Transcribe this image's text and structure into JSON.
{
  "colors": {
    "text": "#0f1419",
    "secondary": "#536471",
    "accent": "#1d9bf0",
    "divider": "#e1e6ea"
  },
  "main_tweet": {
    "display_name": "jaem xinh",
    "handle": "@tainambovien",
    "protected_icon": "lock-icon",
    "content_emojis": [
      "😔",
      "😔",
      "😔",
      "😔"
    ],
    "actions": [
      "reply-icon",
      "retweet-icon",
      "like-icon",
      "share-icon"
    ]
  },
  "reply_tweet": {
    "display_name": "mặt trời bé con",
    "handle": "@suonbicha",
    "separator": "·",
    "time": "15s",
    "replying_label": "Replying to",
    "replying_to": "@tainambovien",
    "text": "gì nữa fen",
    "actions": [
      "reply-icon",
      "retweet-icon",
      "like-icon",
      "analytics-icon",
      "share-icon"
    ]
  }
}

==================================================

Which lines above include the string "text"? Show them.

Transcribe this image's text and structure into JSON.
    "text": "#0f1419",
    "text": "gì nữa fen",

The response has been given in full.